It is well known that a good-looking garden can increase the value of a property and may mean a faster sale.
Even if you are not thinking of selling, spring is a good time to consider enhancing your property.
Landscaping falls into two areas. ''Hard'' refers to the construction of things like walls and fences, while ''soft'' landscaping is all plants, from groundcovers to trees.
You can do it yourself - some people have a great eye and practical skills - or hire a professional landscape designer. Whichever option is selected, there are some basics to keep in mind, like having somewhere to sit, no matter how small the garden.
Start by considering what you want. Is it important to have an area for children to play, with a sandpit, trampoline or climbing frame? Would a barbecue area suit your lifestyle? Do you want a vegetable garden, space for a glasshouse or a new shed?
Have you the time or enthusiasm to work in a garden or is an easy-care option preferred? Remember that easy-care does not mean no-care and - depending on the chosen features - there will be work, such as mowing lawns, pruning trees, trimming hedges or painting fences.
Make a file of clippings of ideas that appeal, then sit down and make rough sketches of what could go where.
Having decided what you'd like to do but before going any further, find out if any building consents are required. Putting in a pool, adding new buildings or extensively altering existing ones are obvious situations where consents are required but there are others where you must have a permit, even if doing all the work yourself.

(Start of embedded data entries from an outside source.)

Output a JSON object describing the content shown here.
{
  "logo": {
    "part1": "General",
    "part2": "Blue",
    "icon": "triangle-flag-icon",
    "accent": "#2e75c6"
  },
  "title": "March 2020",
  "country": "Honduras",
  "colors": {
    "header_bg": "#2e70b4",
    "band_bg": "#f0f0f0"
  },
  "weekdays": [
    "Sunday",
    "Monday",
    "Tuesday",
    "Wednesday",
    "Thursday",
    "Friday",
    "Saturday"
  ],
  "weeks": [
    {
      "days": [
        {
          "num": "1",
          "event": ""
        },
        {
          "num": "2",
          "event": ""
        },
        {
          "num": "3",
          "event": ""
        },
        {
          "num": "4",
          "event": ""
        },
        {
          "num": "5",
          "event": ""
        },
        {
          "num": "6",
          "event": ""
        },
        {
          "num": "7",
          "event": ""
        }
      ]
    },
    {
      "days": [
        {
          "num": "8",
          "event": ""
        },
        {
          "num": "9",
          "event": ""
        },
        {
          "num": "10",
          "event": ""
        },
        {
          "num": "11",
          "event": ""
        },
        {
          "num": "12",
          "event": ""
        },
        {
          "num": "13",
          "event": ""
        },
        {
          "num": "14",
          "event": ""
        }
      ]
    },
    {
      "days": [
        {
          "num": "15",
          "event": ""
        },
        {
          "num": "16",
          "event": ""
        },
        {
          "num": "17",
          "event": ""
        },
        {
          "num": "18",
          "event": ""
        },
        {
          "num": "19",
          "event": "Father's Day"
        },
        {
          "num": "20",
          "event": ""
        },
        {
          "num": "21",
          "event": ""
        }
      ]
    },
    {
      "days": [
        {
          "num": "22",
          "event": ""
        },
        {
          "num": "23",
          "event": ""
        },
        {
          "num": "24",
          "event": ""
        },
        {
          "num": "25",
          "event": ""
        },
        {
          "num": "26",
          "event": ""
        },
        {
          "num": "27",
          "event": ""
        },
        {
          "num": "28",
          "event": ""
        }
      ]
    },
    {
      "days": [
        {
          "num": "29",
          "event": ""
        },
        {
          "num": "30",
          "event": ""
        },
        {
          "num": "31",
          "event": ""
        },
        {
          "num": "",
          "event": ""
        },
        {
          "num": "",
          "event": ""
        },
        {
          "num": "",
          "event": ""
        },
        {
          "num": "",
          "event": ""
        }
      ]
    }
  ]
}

Examples include fences over 2.5m, retaining walls over 1.5m, decks, platforms, bridges and boardwalks more than 1.5m high, as well as most plumbing work. You may even need consent to demolish that tumbledown garden shed.
There is a fee and a wait while the application is processed. Obviously, it pays to get this process out of the way as early as possible, so work is not held up.
Landscape designs drawn up and carried out by experts are not cheap because you are paying for their expertise. However, some designers will draw up planting plans with recommended plants so you can do it yourself as funds allow.
The Landscape Industry Association of New Zealand is the professional body for landscapers and it is recommended that you check the membership list on their website (www.lianz.org.nz) to ensure any designer you want to use is accredited. Get two or three quotes and a clear indication of when the landscaper could start and about how long the work will take.
When approving the design, be sure that trees and shrubs are to your taste and check how quickly they will grow. Ease of care may be important: for example, a box edging or topiary tree requiring regular trimming could be too much to cope with.
Be realistic about your budget. A common complaint from landscapers is that people have no idea of the cost of materials or how labour-intensive the work is.
One obvious way to overcome this is to have lower, less expensive expectations, while the other is to have the work done in stages. The second path may be frustrating but, in the end, will produce the external space you envisaged at the outset.
As one Australian designer put it, ''Patience can be your best friend when it comes to achieving great results.''